■ **What you need to do**
Wherever a line of the data contains "have", copy that line.

(Beginning of Task material)

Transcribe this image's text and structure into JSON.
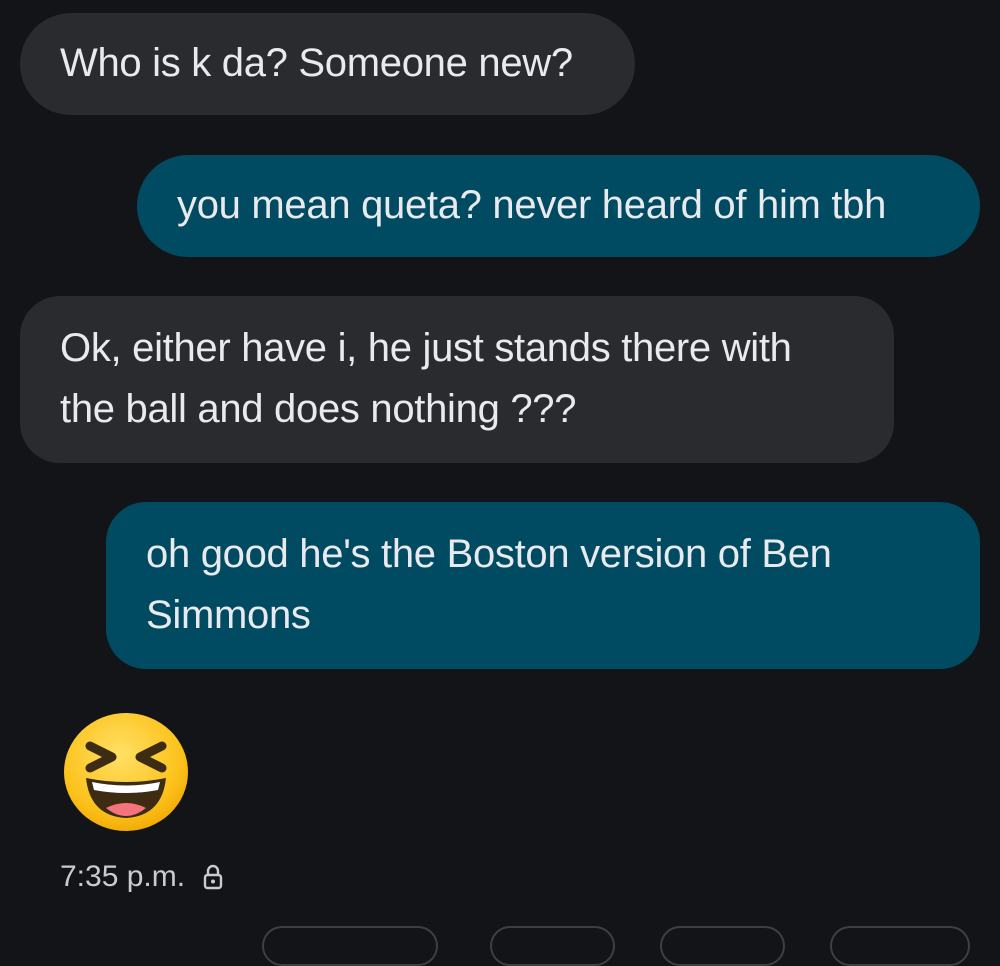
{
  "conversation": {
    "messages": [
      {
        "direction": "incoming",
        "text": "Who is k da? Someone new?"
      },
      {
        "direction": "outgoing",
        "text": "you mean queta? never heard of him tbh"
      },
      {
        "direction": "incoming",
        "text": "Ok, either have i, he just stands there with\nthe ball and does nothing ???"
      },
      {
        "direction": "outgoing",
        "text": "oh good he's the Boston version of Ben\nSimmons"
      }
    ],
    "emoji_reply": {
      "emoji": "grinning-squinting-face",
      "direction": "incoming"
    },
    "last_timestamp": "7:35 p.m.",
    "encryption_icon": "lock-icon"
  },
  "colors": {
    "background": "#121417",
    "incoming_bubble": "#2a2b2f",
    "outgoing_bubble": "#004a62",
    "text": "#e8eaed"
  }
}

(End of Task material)
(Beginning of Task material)

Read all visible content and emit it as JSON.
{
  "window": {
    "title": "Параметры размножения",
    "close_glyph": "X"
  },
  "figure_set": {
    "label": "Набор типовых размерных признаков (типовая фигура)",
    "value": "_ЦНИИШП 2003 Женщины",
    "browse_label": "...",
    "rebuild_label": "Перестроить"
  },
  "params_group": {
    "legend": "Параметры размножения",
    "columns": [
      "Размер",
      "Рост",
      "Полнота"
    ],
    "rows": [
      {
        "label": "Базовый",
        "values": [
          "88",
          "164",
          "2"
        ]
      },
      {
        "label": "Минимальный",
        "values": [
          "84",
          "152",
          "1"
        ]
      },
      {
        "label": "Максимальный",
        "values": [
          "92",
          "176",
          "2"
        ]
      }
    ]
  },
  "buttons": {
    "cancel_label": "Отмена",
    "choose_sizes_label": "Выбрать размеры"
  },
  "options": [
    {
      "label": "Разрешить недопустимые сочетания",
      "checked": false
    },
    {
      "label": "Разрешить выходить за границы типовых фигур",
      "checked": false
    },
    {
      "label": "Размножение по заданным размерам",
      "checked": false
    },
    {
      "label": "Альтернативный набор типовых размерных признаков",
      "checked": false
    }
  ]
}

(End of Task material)
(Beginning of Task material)

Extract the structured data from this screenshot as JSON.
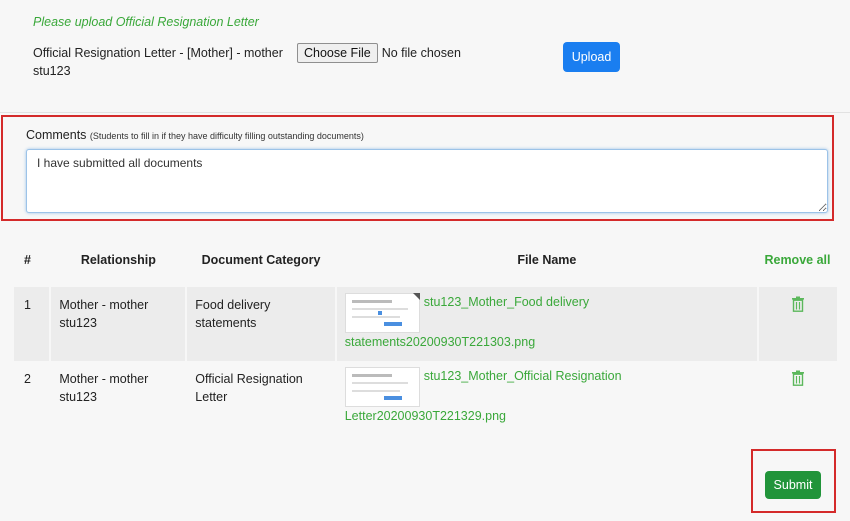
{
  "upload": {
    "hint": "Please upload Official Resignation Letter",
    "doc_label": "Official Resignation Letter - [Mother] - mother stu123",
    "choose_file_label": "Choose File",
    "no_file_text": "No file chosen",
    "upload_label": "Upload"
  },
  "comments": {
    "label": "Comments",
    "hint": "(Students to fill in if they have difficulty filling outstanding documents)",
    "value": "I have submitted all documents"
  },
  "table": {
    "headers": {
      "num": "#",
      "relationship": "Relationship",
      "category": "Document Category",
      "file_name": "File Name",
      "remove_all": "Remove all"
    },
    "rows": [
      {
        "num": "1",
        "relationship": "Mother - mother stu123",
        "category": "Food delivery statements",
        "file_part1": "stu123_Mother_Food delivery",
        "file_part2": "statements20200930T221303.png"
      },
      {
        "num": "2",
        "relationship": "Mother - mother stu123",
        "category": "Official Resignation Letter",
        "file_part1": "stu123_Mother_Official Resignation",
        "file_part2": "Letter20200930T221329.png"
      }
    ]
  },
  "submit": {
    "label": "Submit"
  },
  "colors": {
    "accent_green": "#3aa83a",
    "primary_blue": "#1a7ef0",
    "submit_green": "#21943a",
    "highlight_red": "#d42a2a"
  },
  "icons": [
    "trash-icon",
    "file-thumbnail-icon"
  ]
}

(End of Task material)

■ **Written reply**
        "text": "Ok, either have i, he just stands there with\nthe ball and does nothing ???"
    "hint": "(Students to fill in if they have difficulty filling outstanding documents)",
    "value": "I have submitted all documents"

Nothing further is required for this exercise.